*Aim of the task:*
The answer must be every line below that holds the word "views".

*Records contained in a dataset:*
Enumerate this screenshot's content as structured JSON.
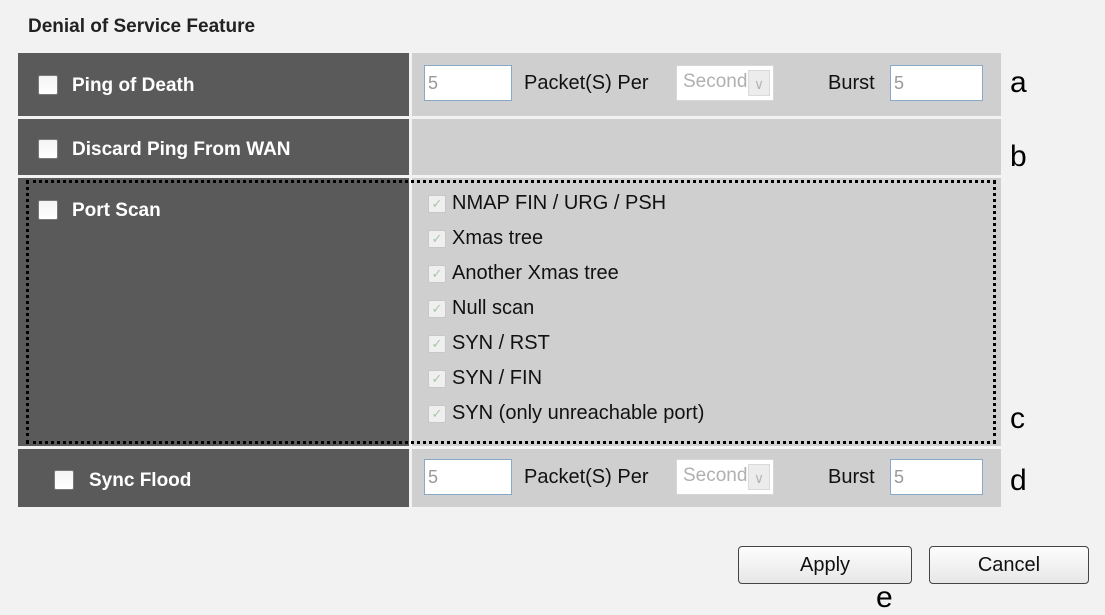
{
  "title": "Denial of Service Feature",
  "ping_of_death": {
    "label": "Ping of Death",
    "checked": false,
    "packets_value": "5",
    "packets_per_label": "Packet(S) Per",
    "unit_selected": "Second",
    "burst_label": "Burst",
    "burst_value": "5"
  },
  "discard_ping": {
    "label": "Discard Ping From WAN",
    "checked": false
  },
  "port_scan": {
    "label": "Port Scan",
    "checked": false,
    "options": [
      {
        "label": "NMAP FIN / URG / PSH",
        "checked": true
      },
      {
        "label": "Xmas tree",
        "checked": true
      },
      {
        "label": "Another Xmas tree",
        "checked": true
      },
      {
        "label": "Null scan",
        "checked": true
      },
      {
        "label": "SYN / RST",
        "checked": true
      },
      {
        "label": "SYN / FIN",
        "checked": true
      },
      {
        "label": "SYN (only unreachable port)",
        "checked": true
      }
    ]
  },
  "sync_flood": {
    "label": "Sync Flood",
    "checked": false,
    "packets_value": "5",
    "packets_per_label": "Packet(S) Per",
    "unit_selected": "Second",
    "burst_label": "Burst",
    "burst_value": "5"
  },
  "buttons": {
    "apply": "Apply",
    "cancel": "Cancel"
  },
  "markers": {
    "a": "a",
    "b": "b",
    "c": "c",
    "d": "d",
    "e": "e"
  }
}
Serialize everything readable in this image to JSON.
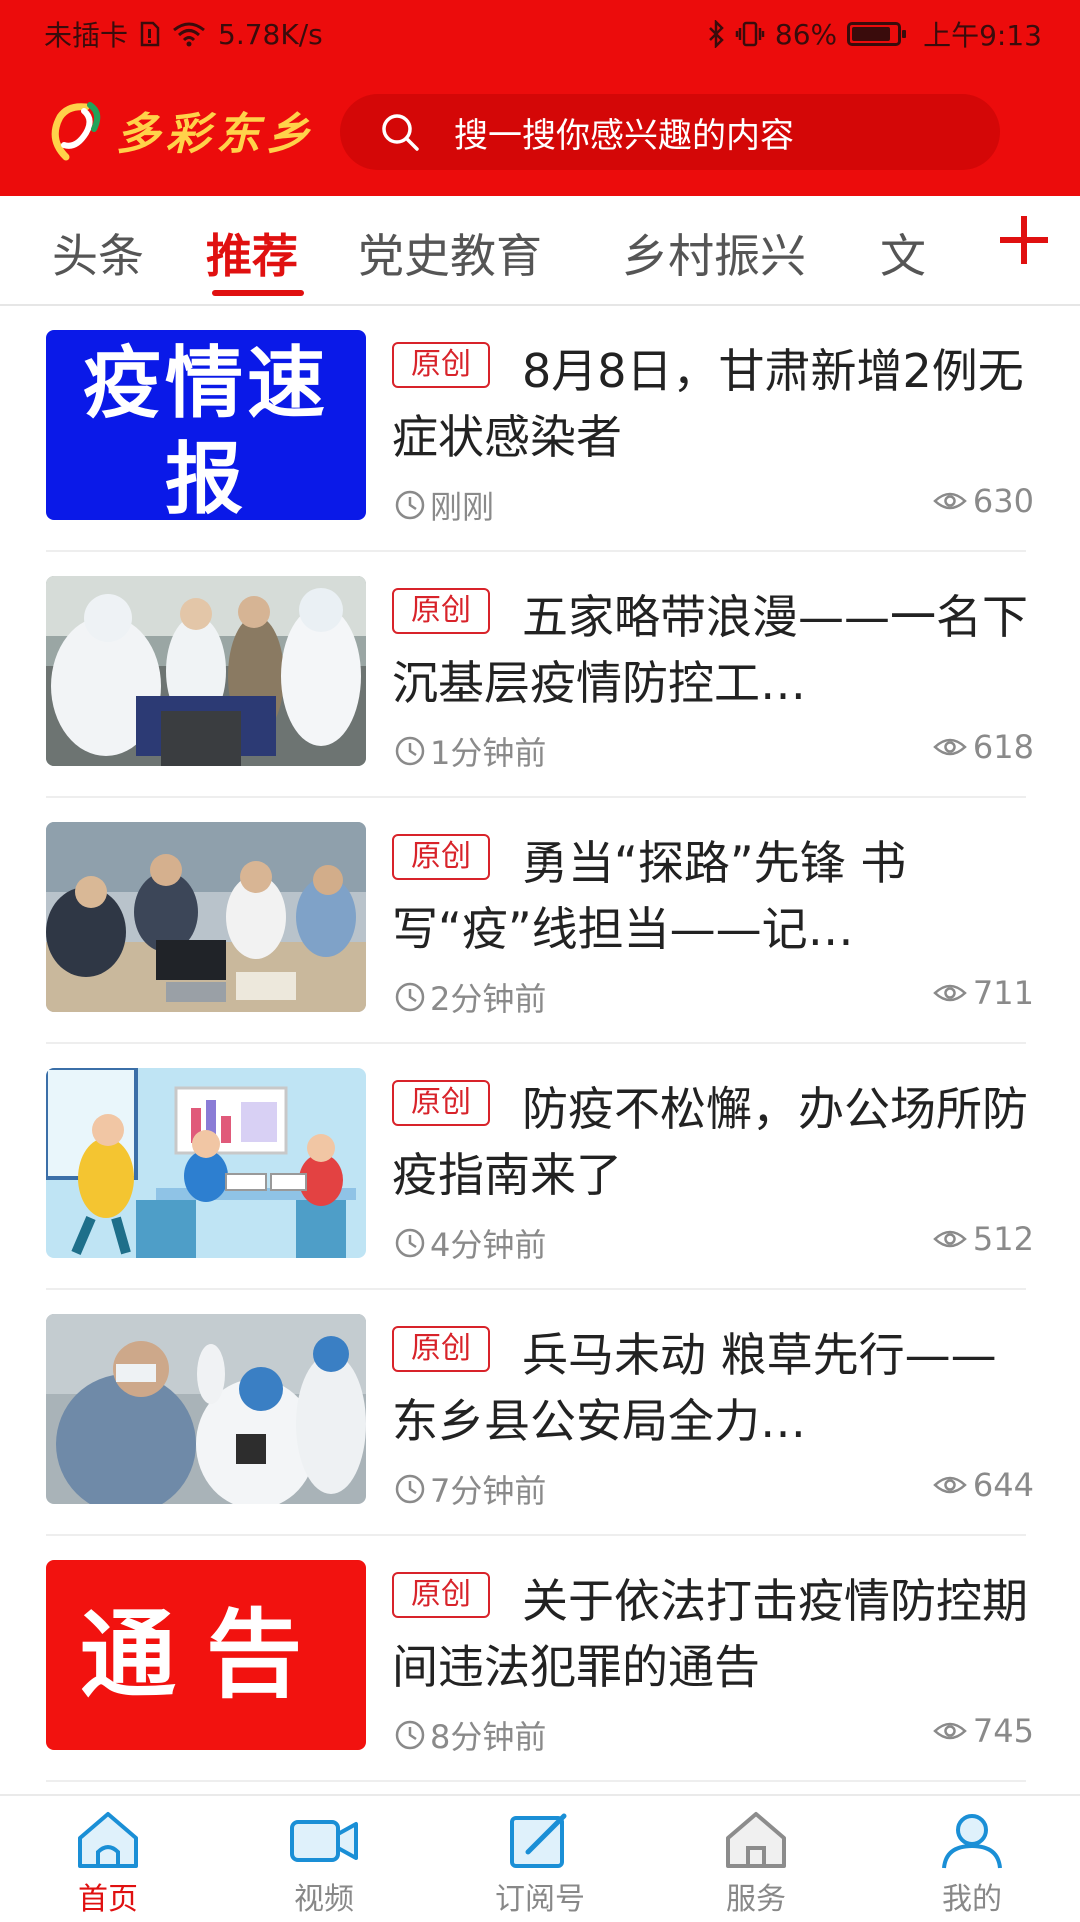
{
  "status_bar": {
    "carrier": "未插卡",
    "speed": "5.78K/s",
    "battery": "86%",
    "battery_level": 0.86,
    "time": "上午9:13"
  },
  "app": {
    "logo_text": "多彩东乡",
    "search_placeholder": "搜一搜你感兴趣的内容",
    "brand_color": "#ec0c0c"
  },
  "tabs": [
    {
      "label": "头条"
    },
    {
      "label": "推荐",
      "active": true
    },
    {
      "label": "党史教育"
    },
    {
      "label": "乡村振兴"
    },
    {
      "label": "文"
    }
  ],
  "news": [
    {
      "tag": "原创",
      "title": "8月8日，甘肃新增2例无症状感染者",
      "time": "刚刚",
      "views": "630",
      "thumb_text": "疫情速报"
    },
    {
      "tag": "原创",
      "title": "五家略带浪漫——一名下沉基层疫情防控工…",
      "time": "1分钟前",
      "views": "618"
    },
    {
      "tag": "原创",
      "title": "勇当“探路”先锋 书写“疫”线担当——记…",
      "time": "2分钟前",
      "views": "711"
    },
    {
      "tag": "原创",
      "title": "防疫不松懈，办公场所防疫指南来了",
      "time": "4分钟前",
      "views": "512"
    },
    {
      "tag": "原创",
      "title": "兵马未动 粮草先行——东乡县公安局全力…",
      "time": "7分钟前",
      "views": "644"
    },
    {
      "tag": "原创",
      "title": "关于依法打击疫情防控期间违法犯罪的通告",
      "time": "8分钟前",
      "views": "745",
      "thumb_text": "通告"
    }
  ],
  "bottom_nav": [
    {
      "label": "首页",
      "icon": "home-icon",
      "active": true
    },
    {
      "label": "视频",
      "icon": "video-icon"
    },
    {
      "label": "订阅号",
      "icon": "subscribe-icon"
    },
    {
      "label": "服务",
      "icon": "service-icon"
    },
    {
      "label": "我的",
      "icon": "user-icon"
    }
  ]
}
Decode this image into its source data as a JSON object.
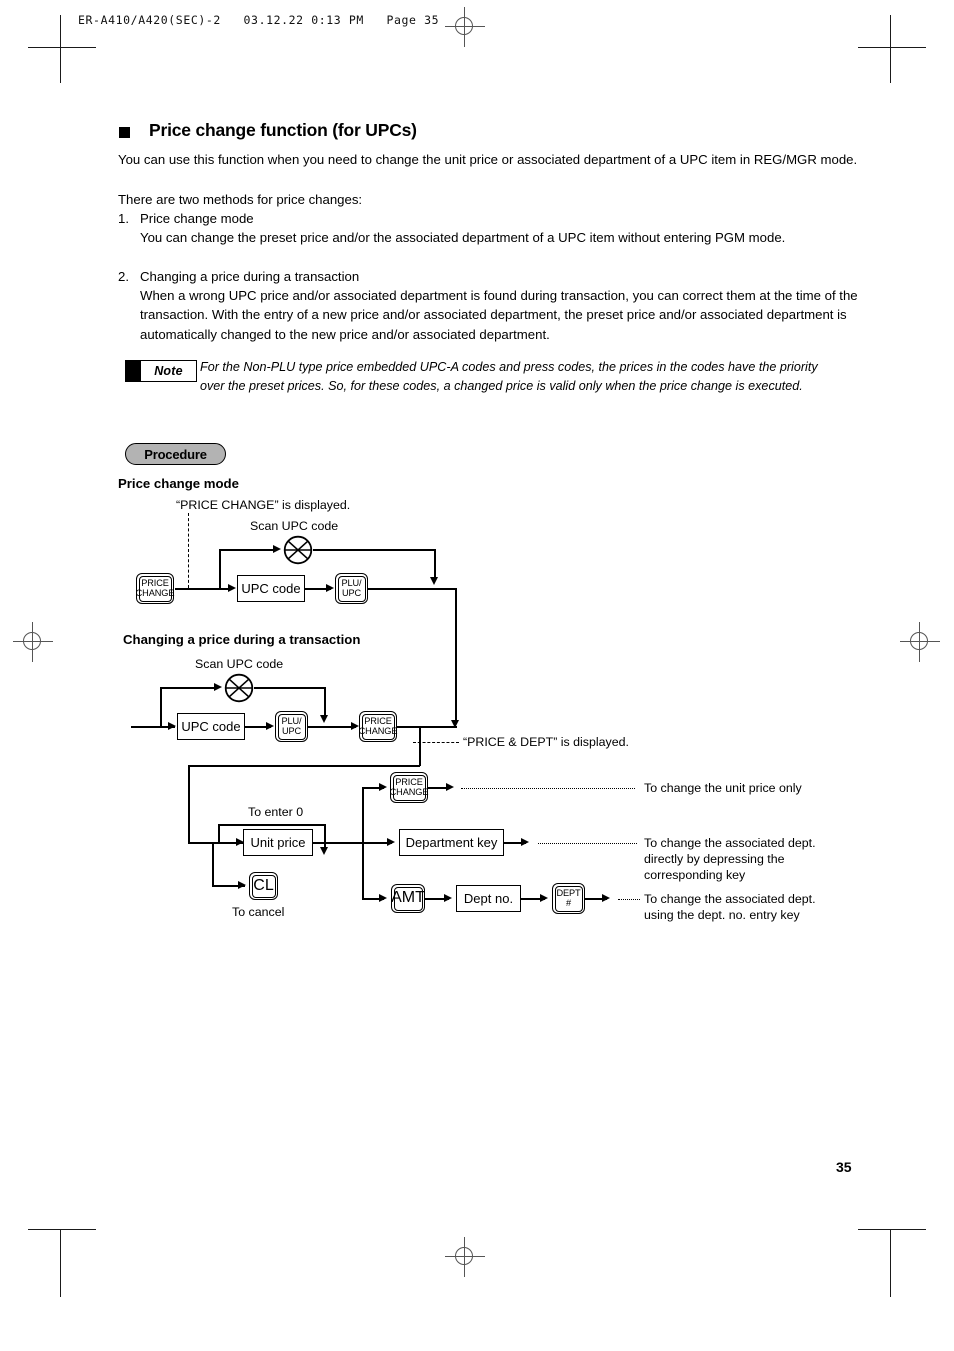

*Expected answer:*
      "views": "630",
      "views": "618"
      "views": "711"
      "views": "512"
      "views": "644"
      "views": "745",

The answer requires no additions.